Even if the mattress costs a cool grand that's still only 33 cents per night or 3.3 cents per hour if you spend ten hours a night on the thing. You'll get even more mileage if you eat breakfast or play video games in bed. (Just us?)
Buy the El Cheapo mattress with no warranty and no delivery for $250 bucks, and you might get a few years of lackluster sleeps. You'll spend more on concealer to cover those under-eye bags and you may be waking up grumpy. In the long run, you'll be spending more per night and per hour for a much worse sleeping experience.
Making the Right Choices with Your Moolah
It's your cash (or your parents' cash if they're springing for your mattress). So how can you make the best decisions with the money?

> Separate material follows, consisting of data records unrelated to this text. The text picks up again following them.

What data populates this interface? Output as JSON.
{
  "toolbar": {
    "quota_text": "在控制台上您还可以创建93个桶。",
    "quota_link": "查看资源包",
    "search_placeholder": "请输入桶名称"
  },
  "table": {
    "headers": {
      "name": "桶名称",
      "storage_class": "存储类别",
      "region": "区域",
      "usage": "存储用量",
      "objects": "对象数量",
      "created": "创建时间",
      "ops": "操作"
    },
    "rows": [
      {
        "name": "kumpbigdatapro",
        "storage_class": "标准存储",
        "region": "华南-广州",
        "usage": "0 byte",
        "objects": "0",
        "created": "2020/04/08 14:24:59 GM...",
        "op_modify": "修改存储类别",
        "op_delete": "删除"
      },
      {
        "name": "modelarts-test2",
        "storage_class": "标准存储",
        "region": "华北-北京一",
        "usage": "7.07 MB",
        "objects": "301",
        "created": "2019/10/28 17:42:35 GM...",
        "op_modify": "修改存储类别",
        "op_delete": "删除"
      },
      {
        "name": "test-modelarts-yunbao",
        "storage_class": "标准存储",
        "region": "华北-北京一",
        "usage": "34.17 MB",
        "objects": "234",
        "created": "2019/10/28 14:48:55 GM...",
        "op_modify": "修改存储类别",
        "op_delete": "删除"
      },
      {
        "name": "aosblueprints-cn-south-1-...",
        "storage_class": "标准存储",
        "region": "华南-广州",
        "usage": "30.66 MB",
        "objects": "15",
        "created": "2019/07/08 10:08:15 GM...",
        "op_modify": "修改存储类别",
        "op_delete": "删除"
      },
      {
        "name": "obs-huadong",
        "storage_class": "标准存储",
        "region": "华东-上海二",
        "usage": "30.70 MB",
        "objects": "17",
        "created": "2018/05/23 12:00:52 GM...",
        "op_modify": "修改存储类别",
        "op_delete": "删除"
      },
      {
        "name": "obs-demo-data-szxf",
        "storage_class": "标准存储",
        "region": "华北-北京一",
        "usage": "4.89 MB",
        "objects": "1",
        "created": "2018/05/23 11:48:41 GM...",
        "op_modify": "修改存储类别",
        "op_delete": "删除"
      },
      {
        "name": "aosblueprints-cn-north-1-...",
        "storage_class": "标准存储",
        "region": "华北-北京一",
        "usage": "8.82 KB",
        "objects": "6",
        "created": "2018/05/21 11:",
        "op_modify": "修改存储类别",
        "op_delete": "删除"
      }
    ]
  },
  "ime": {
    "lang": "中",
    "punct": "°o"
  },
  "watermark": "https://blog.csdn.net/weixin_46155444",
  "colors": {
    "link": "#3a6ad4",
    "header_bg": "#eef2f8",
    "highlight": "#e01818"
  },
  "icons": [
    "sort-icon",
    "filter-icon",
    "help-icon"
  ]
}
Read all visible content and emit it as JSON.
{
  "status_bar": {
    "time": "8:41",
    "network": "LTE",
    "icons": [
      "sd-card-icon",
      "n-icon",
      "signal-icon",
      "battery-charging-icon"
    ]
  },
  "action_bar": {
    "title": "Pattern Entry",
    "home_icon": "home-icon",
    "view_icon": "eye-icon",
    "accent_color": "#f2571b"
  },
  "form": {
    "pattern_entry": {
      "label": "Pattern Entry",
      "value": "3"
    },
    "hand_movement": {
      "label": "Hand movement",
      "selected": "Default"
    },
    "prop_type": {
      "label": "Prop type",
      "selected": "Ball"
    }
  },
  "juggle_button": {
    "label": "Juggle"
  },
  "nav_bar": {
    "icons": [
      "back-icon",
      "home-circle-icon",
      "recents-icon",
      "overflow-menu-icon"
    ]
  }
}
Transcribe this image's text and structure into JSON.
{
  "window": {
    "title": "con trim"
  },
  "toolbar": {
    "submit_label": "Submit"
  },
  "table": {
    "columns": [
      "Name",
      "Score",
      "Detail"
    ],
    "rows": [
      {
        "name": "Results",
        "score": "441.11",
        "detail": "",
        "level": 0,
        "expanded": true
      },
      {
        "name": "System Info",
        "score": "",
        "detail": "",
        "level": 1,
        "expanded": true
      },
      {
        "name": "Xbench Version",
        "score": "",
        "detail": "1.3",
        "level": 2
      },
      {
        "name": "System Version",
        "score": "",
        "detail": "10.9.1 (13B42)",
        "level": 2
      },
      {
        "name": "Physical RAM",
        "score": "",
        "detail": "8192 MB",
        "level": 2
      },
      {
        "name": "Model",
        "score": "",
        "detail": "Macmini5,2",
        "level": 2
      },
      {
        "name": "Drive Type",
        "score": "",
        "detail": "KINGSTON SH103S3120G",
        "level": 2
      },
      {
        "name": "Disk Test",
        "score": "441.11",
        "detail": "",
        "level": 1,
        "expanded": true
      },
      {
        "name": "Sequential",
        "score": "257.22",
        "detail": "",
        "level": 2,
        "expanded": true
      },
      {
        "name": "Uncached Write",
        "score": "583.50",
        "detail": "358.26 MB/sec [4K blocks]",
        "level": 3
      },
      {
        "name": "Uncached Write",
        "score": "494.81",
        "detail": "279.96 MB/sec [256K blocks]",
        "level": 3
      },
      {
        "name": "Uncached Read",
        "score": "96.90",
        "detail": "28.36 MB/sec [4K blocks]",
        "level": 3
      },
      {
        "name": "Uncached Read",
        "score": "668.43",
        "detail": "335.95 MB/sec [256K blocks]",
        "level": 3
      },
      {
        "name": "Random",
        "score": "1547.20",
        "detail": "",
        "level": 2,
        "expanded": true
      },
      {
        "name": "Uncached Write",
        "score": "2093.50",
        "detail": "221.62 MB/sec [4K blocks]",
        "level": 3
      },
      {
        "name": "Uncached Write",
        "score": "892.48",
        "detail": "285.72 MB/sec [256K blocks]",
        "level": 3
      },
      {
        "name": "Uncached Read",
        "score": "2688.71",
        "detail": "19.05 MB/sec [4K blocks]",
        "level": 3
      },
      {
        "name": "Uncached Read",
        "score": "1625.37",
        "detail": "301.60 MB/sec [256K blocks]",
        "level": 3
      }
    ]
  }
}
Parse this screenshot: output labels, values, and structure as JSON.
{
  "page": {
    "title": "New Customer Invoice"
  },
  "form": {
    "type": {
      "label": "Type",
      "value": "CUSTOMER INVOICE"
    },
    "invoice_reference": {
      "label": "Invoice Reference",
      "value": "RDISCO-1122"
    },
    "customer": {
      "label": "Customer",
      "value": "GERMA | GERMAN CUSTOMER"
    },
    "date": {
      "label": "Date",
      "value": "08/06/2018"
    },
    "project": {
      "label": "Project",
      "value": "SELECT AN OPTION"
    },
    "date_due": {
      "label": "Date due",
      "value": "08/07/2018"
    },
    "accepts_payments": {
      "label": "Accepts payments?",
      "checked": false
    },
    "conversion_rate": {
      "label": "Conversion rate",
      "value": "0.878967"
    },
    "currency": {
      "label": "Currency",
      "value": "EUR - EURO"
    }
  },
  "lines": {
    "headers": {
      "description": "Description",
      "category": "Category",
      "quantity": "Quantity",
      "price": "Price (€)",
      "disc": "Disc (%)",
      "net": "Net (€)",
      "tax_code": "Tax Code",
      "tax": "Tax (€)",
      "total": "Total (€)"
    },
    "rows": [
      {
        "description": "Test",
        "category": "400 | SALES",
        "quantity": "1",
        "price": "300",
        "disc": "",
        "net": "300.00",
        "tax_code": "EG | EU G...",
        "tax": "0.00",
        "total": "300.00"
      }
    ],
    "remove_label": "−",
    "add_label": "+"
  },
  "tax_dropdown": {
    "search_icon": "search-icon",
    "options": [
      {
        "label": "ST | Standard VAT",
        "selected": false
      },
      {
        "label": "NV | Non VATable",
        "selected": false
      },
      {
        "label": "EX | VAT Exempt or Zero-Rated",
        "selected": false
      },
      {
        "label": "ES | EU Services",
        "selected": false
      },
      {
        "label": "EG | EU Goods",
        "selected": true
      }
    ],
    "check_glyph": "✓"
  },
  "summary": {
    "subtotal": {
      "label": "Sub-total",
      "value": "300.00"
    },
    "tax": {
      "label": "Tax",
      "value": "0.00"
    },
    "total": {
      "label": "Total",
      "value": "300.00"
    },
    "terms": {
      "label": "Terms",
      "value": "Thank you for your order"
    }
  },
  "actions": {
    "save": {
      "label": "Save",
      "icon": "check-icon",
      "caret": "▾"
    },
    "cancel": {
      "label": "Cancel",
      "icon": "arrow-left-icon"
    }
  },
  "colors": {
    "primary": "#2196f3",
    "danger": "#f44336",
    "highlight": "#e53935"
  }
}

There's really no way to know in advance. But there are a few ways you can improve the odds that you won't end up cursing out the salespeople who sold you whatever it is you just bought:
- Do the math before you shop. A $1000 mattress that lasts 10 years is going to cost about $0.33 a night, a positive bargain when compared to the spongy cheapie mattress that at $250 and two years is going to set you back $0.42 a night…and a lot of misery when you finally decide to haul it to the dump.
- Consider the resell value. If it's more expensive, maybe it's something you can resell on eBay. You won't get back all that you paid, but it'll still help you defray the costs a little.
- Shop around. Comparison shop to find the best deals. With apps doing all the work for you, there's no reason to spend more.
- Take additional costs into account. Your poor old mattress won't require new transmission or breaks (unless there's something you're not telling us about your bed), so you're not going to be putting extra money into it. But a car will require gas, maintenance, and insurance, which will up your total costs.
- Consider warranties and lifespan on big-ticket items. Buying quality things that are going to be around for a while—whether it's a house, tent, or TV—means you won't have to buy a replacement soon. That means you get more value out of your cash.
- Consider the intangibles. Will this purchase improve your life? Make you happier? Does the very thought of this shiny thing make you giggle and think about running in slo-mo through green fields (and if it does, is that feeling likely to last)? Sometimes, it makes sense to spend more on something that makes you happy.
Making smart choices when you shop means you won't be duped by slick ad campaigns or unrealistic promises. Being smart with your money also means you won't have to nibble on lettuce leaves because you need to pay off that huge credit card bill.